Ashless Additives for Extreme Pressure and Wear Protection

In contrast to the extremely complex mechanism of action of metal-containing high-pressure additives, where diffusion of released metals in the upper atomic layers of sliding surfaces, eutectoid reaction conditions, and plastic deformations have been observed, the formation of reaction layers in ashless wear inhibitors occurs in a relatively transparent manner.

When one surface moves on another surface, there is always some resistance to this motion. This resistant force is called friction. If the friction is small and uniform, easy sliding is possible. The other extreme is when the friction is so large or uneven that motion becomes impossible, and the surfaces overheat or suffer significant damage.

Under boundary friction conditions, the sliding surfaces are separated by the polar molecules of the additive, which “stick” to the surface. These help to reduce the friction coefficient value.

The area of greatest interest to lubricant chemists is mixed friction, which involves both dry boundary and hydrodynamic conditions.

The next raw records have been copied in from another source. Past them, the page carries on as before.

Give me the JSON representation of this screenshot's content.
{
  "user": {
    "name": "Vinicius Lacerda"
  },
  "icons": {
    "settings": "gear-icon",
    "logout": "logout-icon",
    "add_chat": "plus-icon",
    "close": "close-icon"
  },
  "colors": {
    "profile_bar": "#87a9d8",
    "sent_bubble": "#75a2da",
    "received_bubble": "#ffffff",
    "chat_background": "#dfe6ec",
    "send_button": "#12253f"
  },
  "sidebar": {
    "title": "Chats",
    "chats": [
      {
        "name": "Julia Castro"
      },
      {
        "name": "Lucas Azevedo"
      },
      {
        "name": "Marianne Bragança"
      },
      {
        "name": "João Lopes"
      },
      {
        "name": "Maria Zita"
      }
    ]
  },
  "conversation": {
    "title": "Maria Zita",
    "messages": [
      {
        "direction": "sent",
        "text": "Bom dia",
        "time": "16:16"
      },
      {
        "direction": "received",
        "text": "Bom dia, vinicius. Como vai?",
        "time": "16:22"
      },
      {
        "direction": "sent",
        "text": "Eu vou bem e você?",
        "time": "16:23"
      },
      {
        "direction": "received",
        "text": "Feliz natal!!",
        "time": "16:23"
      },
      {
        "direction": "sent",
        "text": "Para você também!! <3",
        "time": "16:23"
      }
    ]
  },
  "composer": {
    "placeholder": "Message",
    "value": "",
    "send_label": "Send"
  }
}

In the purely hydrodynamic range, there is perfect, complete separation of the metal surfaces, resulting in a low friction coefficient. The most important parameter in this case is the fluid viscosity.

  1. DRY FRICTION: There is physical contact between the surfaces, causing strong wear.
  2. MIXED FRICTION: Physical contact between the friction surfaces is intermittent. The lubricant reduces the wear rate compared to the previous case.
  3. FLUID FRICTION: The moving surfaces are completely separated from each other by the lubricant. In this case, wear is theoretically zero.

Metabond: A “High-Tech” product for optimal wear protection

Anyone who has ever dealt with engines knows that conventional lubricants have a limit to their lubricating power. This limit is where the oil film breaks down due to pressure, speed, and temperature conditions, causing metal-on-metal friction and subsequent wear. This results in immediate wear of the surfaces, a phenomenon familiar to almost every driver as piston scuffing.

The researchers at Metabond started thinking differently. They recognized that the real problem revolved around lubrication strategy. They concluded that the solution was not better lubrication, which had been attempted for generations with various additives, but rather to reduce or eliminate friction.

To do this, an entirely new molecule had to be developed. This molecule is based on petroleum, a combination of a metal-organic compound and a hydrocarbon complex compound, in a new configuration.

Even if one should be cautious with the word “sensational,” it must be used here: this molecule truly possesses properties that are astonishing. Let’s look at the three most important ones:

  1. When subjected to pressure, the molecule enters into a harmonic coupling with the surface molecules of the metal surface.
  2. This molecule can withstand multiple times the pressure that an oil molecule can resist.
  3. It has extremely high slipperiness.

These three outlined properties of the new molecule enable the formation of an inseparable molecular layer on the metal surface. This layer does not break at critical points, the “peaks,” even when the pressure and temperature reach their highest values. The peaks no longer burn in but are bypassed and forced into the valleys.